A few years ago, Bonner County’s largest contiguous tract of private forestland appeared headed for development.

Clagstone Meadows – 13,000 acres of timber, lakes and wetlands – had an approved development plan that included 1,100 homes, condos and RV lots, two 18-hole golf courses and an equestrian area. The plan would have created the equivalent of a new city between Coeur d’Alene and Sandpoint, with easy access from U.S. Highway 95.

Now, however, owner Stimson Lumber is entertaining the idea of selling the development rights, valued at $12.6 million, and keeping the land in timber production in perpetuity. Proponents say the deal would help protect the region’s drinking water, retain local timber jobs and unusual forested wetlands, and allow for nonmotorized recreational access to the private property.

The deal hinges on securing financing, but the Clagstone easement has ranked high on a short list for federal funding.

“Nothing’s for sure, but we feel pretty optimistic,” said Alex Diekmann, the Trust for Public Land’s senior project manager in Bozeman, who has been working with Stimson on the conservation easement.

Ray Jones, Stimson’s vice president for resources, said a conservation easement is a better fit with the Portland-based company’s goals of long-term timberland ownership and management. However, company officials are continuing to work on finalizing development plans with Bonner County, in case financing for the conservation easement doesn’t materialize.

“Even though the project ranked well nationally, there’s no guarantees until you get to the finish line,” Jones said. “We like the easement idea, but we don’t dislike the development idea.”

North Idaho remains a desirable area for second homes, and though that market slowed during the recent national recession, it will eventually recover, Jones said.

Clagstone Meadows was named for Paul Clagstone, a Chicago entrepreneur who thought he could make a fortune by draining the area’s wetlands, clearing the timber and establishing a large cattle ranch there in the early 1900s. Instead, he lost the property through foreclosure.

The wetlands remain in a series of small lakes, peat bogs and marshes at the northern edge of the Spokane Valley-Rathdrum Prairie Aquifer, which provides drinking water for more than 600,000 of the region’s residents. Clagstone Meadows is recognized as one of Idaho’s higher-priority wetlands because of its contribution to the aquifer, rare plant communities and intact wildlife habitat.

“When you fly over it, you can see that Stimson has kept it in really good shape,” said Gregg Servheen, wildlife program coordinator for the Idaho Department of Fish and Game. “There are some outstanding wetlands values there.”

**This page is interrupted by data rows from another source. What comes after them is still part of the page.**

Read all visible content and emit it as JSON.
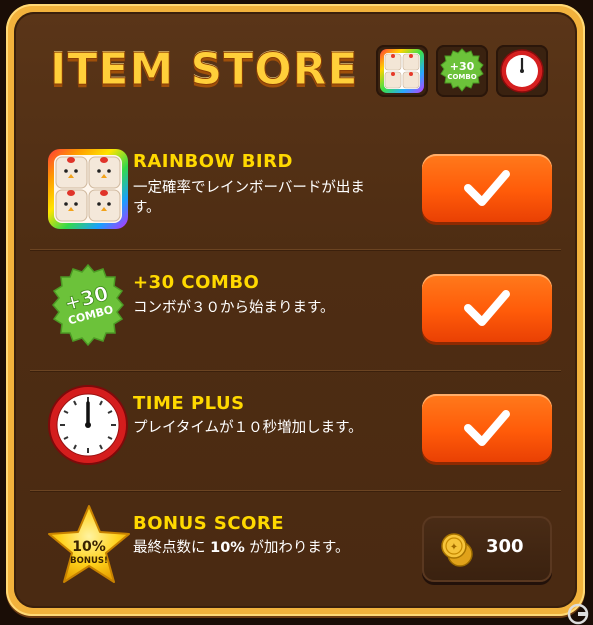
{
  "title": "ITEM STORE",
  "slots": [
    {
      "icon": "rainbow-bird-icon"
    },
    {
      "icon": "combo-icon",
      "label_top": "+30",
      "label_bottom": "COMBO"
    },
    {
      "icon": "clock-icon"
    }
  ],
  "items": [
    {
      "name": "RAINBOW BIRD",
      "desc": "一定確率でレインボーバードが出ます。",
      "icon": "rainbow-bird-icon",
      "action": "check"
    },
    {
      "name": "+30 COMBO",
      "desc": "コンボが３０から始まります。",
      "icon": "combo-icon",
      "icon_top": "+30",
      "icon_bottom": "COMBO",
      "action": "check"
    },
    {
      "name": "TIME PLUS",
      "desc": "プレイタイムが１０秒増加します。",
      "icon": "clock-icon",
      "action": "check"
    },
    {
      "name": "BONUS SCORE",
      "desc_pre": "最終点数に ",
      "desc_bold": "10%",
      "desc_post": " が加わります。",
      "icon": "bonus-star-icon",
      "icon_top": "10%",
      "icon_bottom": "BONUS!",
      "action": "buy",
      "price": "300"
    }
  ],
  "colors": {
    "accent": "#ff5b09",
    "title": "#ffcf3a",
    "item_name": "#ffd900",
    "panel_border": "#f2b23c"
  }
}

Clagstone Meadows ranked sixth on a national priority list for federal Forest Legacy Program funds, which are funneled through the states to purchase development rights on private forestland threatened by conversion to other uses. With the high ranking, it appears that the project will qualify for $5.5 million in federal money from next year’s budget, said the Trust for Public Land’s Diekmann.

If the federal funding comes through, Stimson is willing to donate 25 percent of the value of the conservation easement. The Trust for Public Lands still would have to raise nearly $4 million to complete the deal.

The Idaho Department of Fish and Game would be a probable donor, Servheen said.

“We’re enthusiastic about the project,” he said. “We’d hope to work with the Trust for Public Lands on how we can close the gap and get the full funding.”

As part of the conservation easement, Stimson would allow access on the property for nonmotorized recreation, including hunting and fishing.

The area is home to whitetail deer, elk, black bears, wild turkeys and upland game birds, Servheen said.

“It’s a very healthy ecosystem,” said Karen Sjoquist, the Idaho Department of Lands Forest Legacy Program coordinator. “From a helicopter, you just see contiguous forest. It would be an asset to the public to keep that land forested.”